-The desire for companionship, love, intimacy; the desire for relationships. -“We all complete;” we all die. -The idea of trying to make things right before one dies. -The idea that much or most of our behavior is learned behavior. -The idea that we can be conditioned. -Time once lost, is lost. “GREEN ZONE THRILLER” - never-let-me-go.pdf. Never Let Me Go Official Trailer. What It Means to Be Human: 'Never Let Me Go'' With the recent passing of science fiction visionary Ray Bradbury, I’ve been pulling out a lot of my favorite dystopian novels. Bradbury’s Fahrenheit 451, published in 1953, remains one of the best-known and well-written books of its kind. Fahrenheit 451 remains culturally relevant; Bradbury points out the importance of reading while his characters live in a world of banned books and spend most of their time indoors planted in front of giant flat screen TVs. The premise sounds eerily familiar, given the drop in reading rates and how many children and adults choose to stare at computers and TV instead of picking up a book.

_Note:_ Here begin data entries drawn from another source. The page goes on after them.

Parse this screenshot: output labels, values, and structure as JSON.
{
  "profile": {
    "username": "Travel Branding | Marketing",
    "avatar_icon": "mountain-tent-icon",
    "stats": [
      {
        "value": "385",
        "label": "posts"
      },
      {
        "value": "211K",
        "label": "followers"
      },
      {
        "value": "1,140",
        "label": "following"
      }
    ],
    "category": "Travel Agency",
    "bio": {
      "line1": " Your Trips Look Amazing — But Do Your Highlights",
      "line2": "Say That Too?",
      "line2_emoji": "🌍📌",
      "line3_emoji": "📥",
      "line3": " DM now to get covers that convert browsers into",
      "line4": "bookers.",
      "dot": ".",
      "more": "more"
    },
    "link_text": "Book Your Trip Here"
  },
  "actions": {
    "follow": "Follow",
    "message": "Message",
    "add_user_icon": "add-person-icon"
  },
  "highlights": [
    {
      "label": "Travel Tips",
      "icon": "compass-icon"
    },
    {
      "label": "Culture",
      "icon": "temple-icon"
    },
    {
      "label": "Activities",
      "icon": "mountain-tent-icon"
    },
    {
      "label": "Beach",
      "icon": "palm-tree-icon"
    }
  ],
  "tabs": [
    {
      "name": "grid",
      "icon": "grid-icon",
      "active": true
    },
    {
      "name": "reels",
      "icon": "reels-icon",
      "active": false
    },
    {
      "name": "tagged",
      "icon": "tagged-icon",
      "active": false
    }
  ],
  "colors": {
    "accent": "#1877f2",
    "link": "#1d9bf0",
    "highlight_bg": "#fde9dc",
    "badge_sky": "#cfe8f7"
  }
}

Like Fahrenheit 451, plenty of dystopian novels warn readers about what could happen to future generations if we aren’t careful in the present. Published in 2005 by the author of Remains of the Day, Never Let Me Go gives a very subtle warning about the dangers of a particular branch of current science. The novel is steeped in mystery from the get go. Critiques Never Let Me Go. [Critique] Never let me go de Mark Romanek. Troisième réalisation de Mark Romanek (dont l’inquiétant « Photo obsession »), « Never let me go » est une adaptation du roman éponyme de Kazuo Ishiguro qui a ici signé le scénario. Cet écrivain britannique né au Japon, excelle dans les évocations et les sous-entendus, avec pour fil rouge la quête d’identité chez des individus toujours plus ou moins soumis à une condition d’existence qui leur est imposée sans que jamais ils ne se révoltent.

Dans la plupart de ses romans, les héros approchent leur destin comme celle d’une fatalité, après avoir endossé un rôle qu’ils croyaient servir pour une juste cause. Ishiguro s’attache toujours à décrire un cheminement de vie que ses personnages pensent irrémédiablement prédestiné (tel le majordome de « Les vestiges du jour », adapté au cinéma par James Ivory). Avec « Never let me go », Romanek par le biais d’une introduction écrite, nous informe que dans les années 50, l’espérance de vie atteint déjà les cent ans pour la population.